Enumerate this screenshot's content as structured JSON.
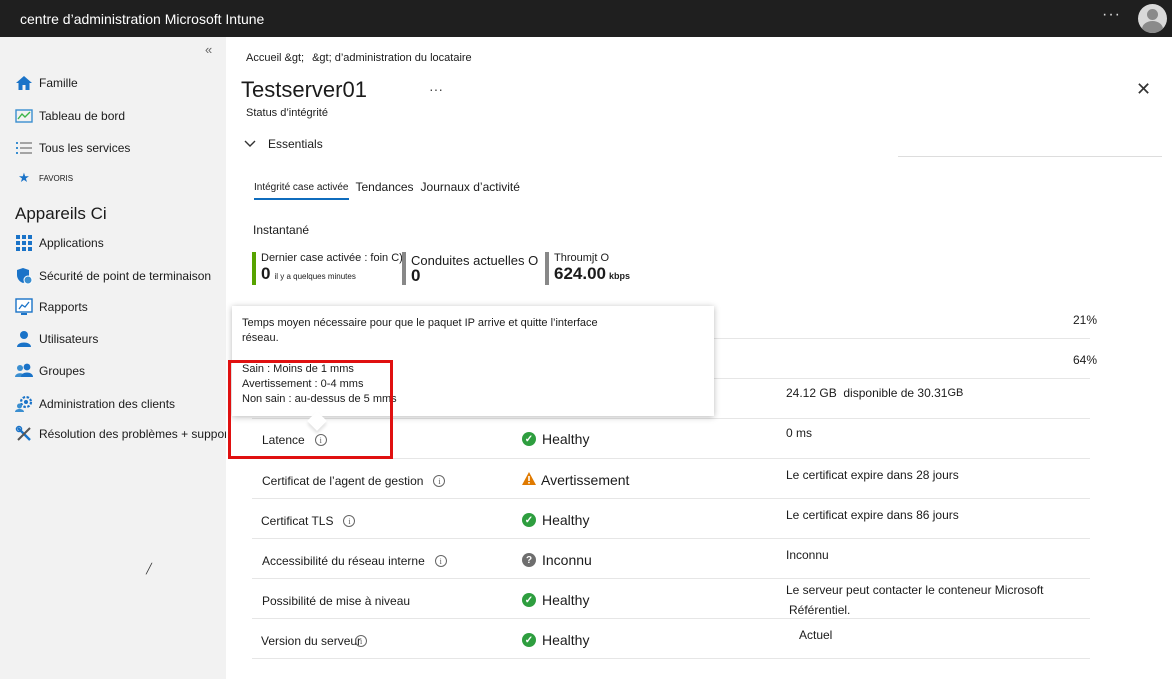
{
  "header": {
    "app_title": "centre d’administration Microsoft Intune",
    "more": "···"
  },
  "sidebar": {
    "collapse": "«",
    "items": [
      {
        "label": "Famille",
        "icon": "home-icon"
      },
      {
        "label": "Tableau de bord",
        "icon": "dashboard-icon"
      },
      {
        "label": "Tous les services",
        "icon": "list-icon"
      },
      {
        "label": "FAVORIS",
        "icon": "star-icon"
      }
    ],
    "section_title": "Appareils Ci",
    "section_items": [
      {
        "label": "Applications",
        "icon": "apps-grid-icon"
      },
      {
        "label": "Sécurité de point de terminaison",
        "icon": "shield-icon"
      },
      {
        "label": "Rapports",
        "icon": "reports-icon"
      },
      {
        "label": "Utilisateurs",
        "icon": "user-icon"
      },
      {
        "label": "Groupes",
        "icon": "group-icon"
      },
      {
        "label": "Administration des clients",
        "icon": "gear-user-icon"
      },
      {
        "label": "Résolution des problèmes + support",
        "icon": "wrench-icon"
      }
    ]
  },
  "breadcrumb": [
    "Accueil &gt;",
    "&gt; d’administration du locataire"
  ],
  "page": {
    "title": "Testserver01",
    "title_more": "···",
    "subtitle": "Status d’intégrité",
    "essentials": "Essentials",
    "close": "✕"
  },
  "tabs": [
    "Intégrité case activée",
    "Tendances",
    "Journaux d’activité"
  ],
  "snapshot": {
    "label": "Instantané",
    "metrics": [
      {
        "label": "Dernier case activée : foin C)",
        "value": "0",
        "sub": "il y a quelques minutes"
      },
      {
        "label": "Conduites actuelles O",
        "value": "0"
      },
      {
        "label": "Throumjt O",
        "value": "624.00",
        "unit": "kbps"
      }
    ]
  },
  "tooltip": {
    "description": "Temps moyen nécessaire pour que le paquet IP arrive et quitte l’interface réseau.",
    "levels": [
      "Sain : Moins de 1 mms",
      "Avertissement : 0-4 mms",
      "Non sain : au-dessus de 5 mms"
    ]
  },
  "hidden_rows": {
    "row1_pct": "21%",
    "row2_pct": "64%",
    "row3_value": "24.12 GB",
    "row3_detail": "disponible de 30.31",
    "row3_unit": "GB"
  },
  "rows": [
    {
      "name": "Latence",
      "status": "Healthy",
      "status_type": "ok",
      "detail": "0 ms"
    },
    {
      "name": "Certificat de l’agent de gestion",
      "status": "Avertissement",
      "status_type": "warning",
      "detail": "Le certificat expire dans 28 jours"
    },
    {
      "name": "Certificat TLS",
      "status": "Healthy",
      "status_type": "ok",
      "detail": "Le certificat expire dans 86 jours"
    },
    {
      "name": "Accessibilité du réseau interne",
      "status": "Inconnu",
      "status_type": "unknown",
      "detail": "Inconnu"
    },
    {
      "name": "Possibilité de mise à niveau",
      "status": "Healthy",
      "status_type": "ok",
      "detail": "Le serveur peut contacter le conteneur Microsoft",
      "detail2": "Référentiel."
    },
    {
      "name": "Version du serveur",
      "status": "Healthy",
      "status_type": "ok",
      "detail": "Actuel"
    }
  ],
  "colors": {
    "accent": "#0f6cbd",
    "healthy": "#2e9e3f",
    "warning": "#e07a00",
    "highlight": "#e01010"
  }
}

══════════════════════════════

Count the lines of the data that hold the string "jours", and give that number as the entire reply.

--- Output of the exercise ---
2